In addition to leading us through the labyrinth of trails, the ranger took us to some dead-end canyons that were awesome. One such chamber contained an arch called Surprise Arch that partially covered the sky.

We were lucky on a lot of accounts ~ we had a great group of people (who ranged in ages from 5 to 70+). We enjoyed helping each other in tight spots (literally & figuratively), chatted while we waited for people to get through areas that forced us to be slower, and shared a sincere interest in this unique setting. So in the end, we do recommend the ranger-led hike, since we were able to explore areas we wouldn’t have otherwise known about, and we do enjoy learning about areas we explore, just cross your fingers that you get a more fun and a better orator in your ranger.


1. The Fiery Furnace ranger hikes fill-up quickly – be sure to get your reservation as soon as you get to Arches National Park. Go to the Visitor’s Center to purchase your tickets.

2. Groups of 10 or more can get a private hike (with 4 weeks notice). We think this would be a great experience for a group of people, such as a family gathering.

3. Bathroom tip! When Suzanne asked the ranger where there would be a place to stop to step-off and take care of business, his reply was, “You should have gone before we left.” Well, she did, and it was only 45 minutes into the trip, and 2 ¼ hours of “holding it” was not an option. Here’s the tip – hang back in the group – there is always enough time to step-out, take care of business, and jump back into the group without ever being seen by the ranger, who is always first in line. Those at the back definitely bonded over these side trips.

4. Like to take photos? If you hang in the back of the group, since it slows down as people have to maneuver over obstacles, it will give you lots of time to take pictures, and not feel rushed or that you’re holding up the group. 5. Wear sturdy soled shoes or boots for climbing the almost vertical rock surfaces. Wear ankle-high shoes or boots if you have weak ankles and need the extra support.


Unknown said...

ENVY... is the word that comes to mind. Makes me want to quit Chefin & hit the road. Thanks for the Utah tour. We spent the winter in St George back in 99, We sure missed alot of Terrain. Where to Next? If your heading North Granite Valley by Jackson Hole is cool. Hot Springs, secluded camping and awesome scenery. Keep in Touch.

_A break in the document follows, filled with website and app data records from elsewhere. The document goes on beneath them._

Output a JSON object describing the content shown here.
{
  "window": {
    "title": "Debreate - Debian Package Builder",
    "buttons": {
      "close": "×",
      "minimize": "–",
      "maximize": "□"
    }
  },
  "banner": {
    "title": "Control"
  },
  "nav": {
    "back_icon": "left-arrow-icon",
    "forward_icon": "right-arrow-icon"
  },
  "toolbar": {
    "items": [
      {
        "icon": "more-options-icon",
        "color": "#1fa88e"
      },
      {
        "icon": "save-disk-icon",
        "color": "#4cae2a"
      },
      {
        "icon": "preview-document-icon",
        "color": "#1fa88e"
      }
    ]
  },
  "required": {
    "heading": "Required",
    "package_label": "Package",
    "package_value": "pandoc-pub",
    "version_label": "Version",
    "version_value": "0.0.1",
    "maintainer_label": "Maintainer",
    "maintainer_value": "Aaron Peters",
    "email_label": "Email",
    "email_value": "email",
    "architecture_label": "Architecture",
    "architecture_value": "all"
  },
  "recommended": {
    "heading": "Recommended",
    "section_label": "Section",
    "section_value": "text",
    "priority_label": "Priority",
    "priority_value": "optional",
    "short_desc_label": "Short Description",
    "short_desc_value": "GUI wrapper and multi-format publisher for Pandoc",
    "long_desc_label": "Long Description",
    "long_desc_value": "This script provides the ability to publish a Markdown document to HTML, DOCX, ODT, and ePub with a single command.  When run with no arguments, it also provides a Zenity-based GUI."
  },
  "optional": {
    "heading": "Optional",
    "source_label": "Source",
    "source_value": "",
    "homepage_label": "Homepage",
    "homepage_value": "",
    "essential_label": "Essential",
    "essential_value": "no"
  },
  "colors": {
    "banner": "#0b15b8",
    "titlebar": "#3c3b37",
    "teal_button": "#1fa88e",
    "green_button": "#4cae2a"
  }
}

Suzanne and Brad said...

Thanks! =)

Back to ST. George, incidentally, then???? Haven't decided.........

We may be too early for Jackson Hole right now, but ya never know! =)

Jerry and Suzy said...

Amazing! Awesome! Astounding! Bold! Beautiful! Bedazzling! We could go on through the alphabet, three words at a time and never be able to describe what you guys are doing and seeing! Thanks again and again for taking us along with you!

Joy and Phil said...

I second every word of Jerry and Suzy's comment!
Stay safe,
Joy and Phil
PS: Saw a pocket-size snake bite kit in the camping section of Wal*Mart. If I had your address, would have mailed it to you! LOL!!

Suzanne and Brad said...

....but we don't ever see pocket size snakes. ;)Thanks though!

Debbie and Rod said...

Thanks for all the great tips. We'll definitely put this hike on our list for next year.

Debbie & Rod

Follow us by Email

Blog Archive